Fortville Resident

Warsaw, IN

#350 Nov 16, 2011
syl wrote:
i received my diagnosis oct. 2010.
No one is what they seem to be to others. Everyone has secrets and silent worries. Many things define you. In order for you to lead a positive, productive, happy life, you must care for yourself first. Medicine is in integral therapy, but you must involve others forms. Having to retire at an early age, means that you can volunteer at organizations that will allow you to satisfy many of your needs and make use of your talents. Keep busy, take time to enjoy art and music. During the past 20 years I have seen bi-polar change from the unmentionable elephant in the room to a topic for open discussion.
Compassion and knowledge are the keys for those who have a relationship with someone who is bi-polar. Bi-polar or not everyone has the right to be happy. As you are not responsible for another's happiness, another is not responsible for yours.

Tell me when this thread is updated:

Subscribe Now Add to my Tracker

Add your comments below

Characters left: 4000

Please note by submitting this form you acknowledge that you have read the Terms of Service and the comment you are posting is in compliance with such terms.
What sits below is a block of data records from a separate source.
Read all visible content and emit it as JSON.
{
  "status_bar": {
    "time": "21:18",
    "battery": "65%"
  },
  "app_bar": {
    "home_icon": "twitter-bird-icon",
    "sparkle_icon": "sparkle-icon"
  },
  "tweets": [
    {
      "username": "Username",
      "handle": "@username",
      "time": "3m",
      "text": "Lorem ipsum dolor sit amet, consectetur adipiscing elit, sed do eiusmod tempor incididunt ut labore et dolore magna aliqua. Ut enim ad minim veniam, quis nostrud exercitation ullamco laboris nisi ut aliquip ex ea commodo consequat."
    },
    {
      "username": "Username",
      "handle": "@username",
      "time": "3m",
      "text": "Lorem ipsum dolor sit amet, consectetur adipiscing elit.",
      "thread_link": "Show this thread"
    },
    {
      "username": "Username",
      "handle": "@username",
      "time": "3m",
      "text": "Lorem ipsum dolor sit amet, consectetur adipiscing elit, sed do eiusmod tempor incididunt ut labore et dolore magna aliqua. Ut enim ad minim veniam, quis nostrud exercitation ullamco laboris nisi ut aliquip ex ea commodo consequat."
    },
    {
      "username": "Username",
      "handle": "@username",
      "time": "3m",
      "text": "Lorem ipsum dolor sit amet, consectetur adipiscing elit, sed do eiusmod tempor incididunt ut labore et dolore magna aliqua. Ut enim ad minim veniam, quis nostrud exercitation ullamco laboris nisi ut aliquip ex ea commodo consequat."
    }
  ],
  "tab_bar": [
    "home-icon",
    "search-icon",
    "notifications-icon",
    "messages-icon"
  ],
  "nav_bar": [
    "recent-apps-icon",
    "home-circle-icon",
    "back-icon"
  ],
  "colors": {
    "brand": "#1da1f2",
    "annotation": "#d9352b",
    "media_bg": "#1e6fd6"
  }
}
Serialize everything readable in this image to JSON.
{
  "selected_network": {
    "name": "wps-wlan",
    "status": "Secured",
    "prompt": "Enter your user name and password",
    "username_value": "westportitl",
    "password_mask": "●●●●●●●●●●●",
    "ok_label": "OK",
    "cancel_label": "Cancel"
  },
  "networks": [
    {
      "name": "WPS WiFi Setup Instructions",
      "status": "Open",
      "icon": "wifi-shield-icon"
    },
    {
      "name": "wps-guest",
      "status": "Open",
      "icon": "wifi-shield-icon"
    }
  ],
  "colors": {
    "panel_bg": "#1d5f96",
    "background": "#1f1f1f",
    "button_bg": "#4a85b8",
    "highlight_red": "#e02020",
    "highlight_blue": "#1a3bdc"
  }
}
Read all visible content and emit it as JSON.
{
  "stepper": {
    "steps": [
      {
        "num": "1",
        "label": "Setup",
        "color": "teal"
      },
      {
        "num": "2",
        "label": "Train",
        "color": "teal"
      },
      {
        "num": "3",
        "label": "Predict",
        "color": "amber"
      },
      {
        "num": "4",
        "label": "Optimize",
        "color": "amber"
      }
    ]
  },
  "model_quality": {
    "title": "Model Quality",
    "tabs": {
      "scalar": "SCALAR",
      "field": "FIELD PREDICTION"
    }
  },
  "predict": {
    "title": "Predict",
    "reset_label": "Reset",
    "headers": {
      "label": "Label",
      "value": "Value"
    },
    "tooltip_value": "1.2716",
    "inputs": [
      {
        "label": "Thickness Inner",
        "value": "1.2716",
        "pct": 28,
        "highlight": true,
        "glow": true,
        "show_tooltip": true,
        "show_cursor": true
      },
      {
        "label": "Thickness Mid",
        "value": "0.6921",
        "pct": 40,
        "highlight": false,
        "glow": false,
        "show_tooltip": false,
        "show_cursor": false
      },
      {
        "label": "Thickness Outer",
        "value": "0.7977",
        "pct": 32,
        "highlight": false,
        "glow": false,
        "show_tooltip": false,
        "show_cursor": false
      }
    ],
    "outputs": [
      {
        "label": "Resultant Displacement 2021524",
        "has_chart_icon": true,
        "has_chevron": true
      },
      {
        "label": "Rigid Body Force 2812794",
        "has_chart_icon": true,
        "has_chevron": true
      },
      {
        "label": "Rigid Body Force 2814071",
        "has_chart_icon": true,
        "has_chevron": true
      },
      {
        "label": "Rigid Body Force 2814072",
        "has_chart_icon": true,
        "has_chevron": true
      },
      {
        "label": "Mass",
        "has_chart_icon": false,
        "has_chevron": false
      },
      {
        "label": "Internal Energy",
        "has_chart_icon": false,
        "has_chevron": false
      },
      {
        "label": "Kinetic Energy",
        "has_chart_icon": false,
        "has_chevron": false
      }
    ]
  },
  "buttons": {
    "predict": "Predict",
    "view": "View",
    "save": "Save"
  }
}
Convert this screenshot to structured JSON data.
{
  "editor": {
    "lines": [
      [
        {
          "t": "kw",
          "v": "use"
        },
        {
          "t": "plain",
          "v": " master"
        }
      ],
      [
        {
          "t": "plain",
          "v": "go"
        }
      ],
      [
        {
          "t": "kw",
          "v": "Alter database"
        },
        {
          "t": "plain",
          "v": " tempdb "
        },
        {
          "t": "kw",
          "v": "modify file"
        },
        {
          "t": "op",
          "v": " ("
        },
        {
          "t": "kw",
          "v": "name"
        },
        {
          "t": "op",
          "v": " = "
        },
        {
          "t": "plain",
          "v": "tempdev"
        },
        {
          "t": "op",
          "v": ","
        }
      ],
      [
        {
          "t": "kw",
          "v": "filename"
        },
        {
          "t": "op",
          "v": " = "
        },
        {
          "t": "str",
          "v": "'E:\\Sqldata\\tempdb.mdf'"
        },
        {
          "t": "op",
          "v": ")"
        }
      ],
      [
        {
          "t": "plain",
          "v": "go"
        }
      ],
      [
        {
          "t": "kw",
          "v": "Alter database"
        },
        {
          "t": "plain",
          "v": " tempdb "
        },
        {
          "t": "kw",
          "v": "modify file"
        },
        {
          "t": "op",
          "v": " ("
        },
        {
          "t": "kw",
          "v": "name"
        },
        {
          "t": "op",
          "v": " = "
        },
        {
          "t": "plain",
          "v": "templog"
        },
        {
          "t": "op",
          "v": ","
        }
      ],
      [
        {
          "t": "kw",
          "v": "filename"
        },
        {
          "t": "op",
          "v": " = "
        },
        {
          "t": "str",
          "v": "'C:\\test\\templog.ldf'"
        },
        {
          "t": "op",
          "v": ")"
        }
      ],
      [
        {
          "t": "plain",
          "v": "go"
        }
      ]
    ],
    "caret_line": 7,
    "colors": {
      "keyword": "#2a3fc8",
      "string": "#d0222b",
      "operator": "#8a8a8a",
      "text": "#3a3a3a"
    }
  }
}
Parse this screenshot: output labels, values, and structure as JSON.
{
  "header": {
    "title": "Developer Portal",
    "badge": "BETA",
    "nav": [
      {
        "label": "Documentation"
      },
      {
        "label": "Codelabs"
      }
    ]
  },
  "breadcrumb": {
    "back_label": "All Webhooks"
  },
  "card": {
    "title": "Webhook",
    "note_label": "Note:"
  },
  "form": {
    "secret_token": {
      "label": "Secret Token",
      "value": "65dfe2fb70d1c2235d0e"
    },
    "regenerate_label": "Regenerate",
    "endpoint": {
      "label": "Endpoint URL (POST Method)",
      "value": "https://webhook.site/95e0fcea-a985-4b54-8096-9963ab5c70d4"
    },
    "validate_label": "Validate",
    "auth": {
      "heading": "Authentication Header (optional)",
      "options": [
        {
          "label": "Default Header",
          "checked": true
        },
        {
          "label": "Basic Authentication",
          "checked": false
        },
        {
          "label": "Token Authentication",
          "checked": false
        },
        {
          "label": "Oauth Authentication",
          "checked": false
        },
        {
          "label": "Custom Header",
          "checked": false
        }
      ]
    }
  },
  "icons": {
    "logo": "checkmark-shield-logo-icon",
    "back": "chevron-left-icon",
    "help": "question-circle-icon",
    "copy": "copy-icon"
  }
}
Be polite. Inappropriate posts may be removed by the moderator. Send us your feedback.

Bipolar Disorder Discussions

Title Updated Last By Comments
Bottom line: Yes or No to a Bipolar Relationship? (Dec '15) 5 hr NutzToYou 30
Does a Bipolar person REALLY love someone else?... (Feb '15) Jul 21 Pops 120
Bipolar and lack of caring for others…... (Feb '15) Jul 21 Pops 31
Bipolar Friendship causes tremendous hurt (Dec '13) Jul 20 secret 19
Stop trusting drug ads on TV, including antidep... Jun 24 hunterjuly 1
My bipolar friend Jun 23 hunterjuly 4
I know he is a narcissist...but why do this? Jun 23 hunterjuly 2
More from around the web